On Season’s wings
November. The passage, overhead, of hundreds of thousands of ash gray cranes is as symbolic of the winter solstice, here in Burgundy, as are goats cheese, chestnuts and tangerines on the kitchen table. Their cranes’ trumpeting call here can be heard long before they actually come into view. Most of them will be returning north with the first signs of March, but one disturbing detail in the beauty of these yearly migrations, not all of the cranes will be leaving France.
Most French people, even those of us who are lucky enough to live beneath the narrow 200 km wide corridor used by the cranes each year, know little about how or where they spend the rest of their time. The majority will confuse the cranes with storks and tell you they spend the summer in “Alsace”. In fact, the cranes’ two week Spring journey,much shorter than their Fall migration, takes them farther north to Scandinavia. There is still snow on the ground when the cranes arrive in Sweden from the end of February to the beginning of March. Once their nuptial dances finished and the mating accomplished, the couples will leave Hornborga and spread out to establish their nests for the most part in Sweden, Finland and Russia (in brown on the map)
The cranes’ large nests, made of dried grass and built at ground level, are made to receive one to two eggs. The eggs are watched over by both parents for four weeks, until the young hatch. Able to follow the parents within days, the offspring take flight by mid-July, feasting on insects, shellfish and small vertebrates. Once adult they will turn to eating mainly plants and berries. The families stay united until the end of winter, but the young will only be mature enough to reproduce after 3 to 5 years. Cranes remain faithful to one partner for the rest of their lives.
The Fall migration is much longer than that of the spring. Half of the cranes migrate by waves of three or four days during October and November, the other half in December. The current flights are taking them down to the blue areas, located in southern Spain, North Africa and Turkey. For their trip south, the majority of these “grues cendrées”, in French, have gathered once more in Sweden, this time on the island of Öland.

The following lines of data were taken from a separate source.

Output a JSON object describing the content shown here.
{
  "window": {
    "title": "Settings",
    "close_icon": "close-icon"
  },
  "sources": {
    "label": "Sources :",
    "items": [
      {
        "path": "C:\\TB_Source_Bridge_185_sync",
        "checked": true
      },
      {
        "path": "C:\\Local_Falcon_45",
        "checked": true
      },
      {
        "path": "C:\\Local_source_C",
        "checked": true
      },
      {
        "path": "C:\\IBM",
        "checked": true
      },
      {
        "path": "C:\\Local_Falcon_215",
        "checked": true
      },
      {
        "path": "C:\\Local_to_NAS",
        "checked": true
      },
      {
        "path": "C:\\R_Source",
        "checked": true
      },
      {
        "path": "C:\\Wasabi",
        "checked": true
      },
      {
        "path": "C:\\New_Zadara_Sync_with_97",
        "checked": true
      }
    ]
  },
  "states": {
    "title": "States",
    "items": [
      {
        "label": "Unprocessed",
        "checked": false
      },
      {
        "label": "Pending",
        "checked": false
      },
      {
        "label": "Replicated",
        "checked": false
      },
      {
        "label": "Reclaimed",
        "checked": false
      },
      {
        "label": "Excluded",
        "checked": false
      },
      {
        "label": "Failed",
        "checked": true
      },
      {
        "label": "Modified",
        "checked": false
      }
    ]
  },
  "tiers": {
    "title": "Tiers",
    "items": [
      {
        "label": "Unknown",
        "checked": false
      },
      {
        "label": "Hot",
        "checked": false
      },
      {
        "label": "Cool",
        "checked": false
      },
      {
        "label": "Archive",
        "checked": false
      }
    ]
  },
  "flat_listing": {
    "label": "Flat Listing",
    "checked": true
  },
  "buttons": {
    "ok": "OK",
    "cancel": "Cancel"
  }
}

As they swing down to Spain, nearly 70% of all of the cranes stop at a half-way point in France, the Lac du Der-Chantecoq. Located near Troyes, in the Champagne-ardenne region 200 km east of Paris, the Lake is easily accessible by the A-5 highway, direction Nancy for those who might wish to attend the bi-yearly event. It’s free, but there are rules including a specified distance to be respected in order not to disturb the birds. You’ll want to arrive before sunrise so croissants and a thermos of hot coffee, a warm jacket and binoculars are also advised.
It isn’t unusual to observe up to 150,000 to 200,000 cranes during the season. Some 206,582 were tallied officially on the Lake for just one day, November 11th of this year! With an abundant supply of food leftover after the harvest such as corn in nearby fields, and a plentiful supply ofaquatic plants offered by the Lake’s 48 km² area, no wonder more than 20,000 cranes usually winter on Lac du Dar. The Lake’s accomodations are also a growing attraction as more and more of both Spain and Scandanaivia’s forests and marshlands are disappearing to development.
When Nature Says, “Beware!”
Cranes can live up to 30 or 40 years. Note that, though a protected species since 1967, the ash-gray crane still has enemies including hunters and increasing use of pesticides. Nonetheless, we find more and more of them nesting permanently here in Burgundy.
A few years back, the town of Cosne s/Loire, where I was teaching in the Nièvre, turned off a part of their street lamps to assure that a crane, which had opted to spend the night on a lamp post, ran no risk of electrocution. Actually, he (or she) had spent the afternoon perched on the roof of our middle school and the same crane spent the following night, of all places, on the roof of our house, four kms away!
However flattering it may be that this new “immigrant” population should favour France, the fact that they apparently don’t feel the need to travel either north or south, does seem to confirm that global warming is not a thing of the future.
After the warmest October in 114 years, we are presently experiencing one of the warmest Novembers on record here and disasterous flooding is repeately taking its toll in lives and material in the south of France. Scientists tell us that one day soon, Bordeaux wines will be a thing of the past and much of France will be as warm as North Africa is today. The question, at long term, may well become: Will we humans be wise enough to listen to what these “wise birds”, the cranes, have to say before we and they both find it necessary to begin “nesting” together in trees?
Crane in flight: http://commons.wikimedia.org/wiki/File:Common_crane_in_flight.jpg
Map 1 of migrations and cranes in flight over field: http://champagneardenne.lpo.fr/grues/synthese_migration_grue_02_03.htm
Map 2 (France
Nuptial dance: http://www.birds-wallpapers.com/crane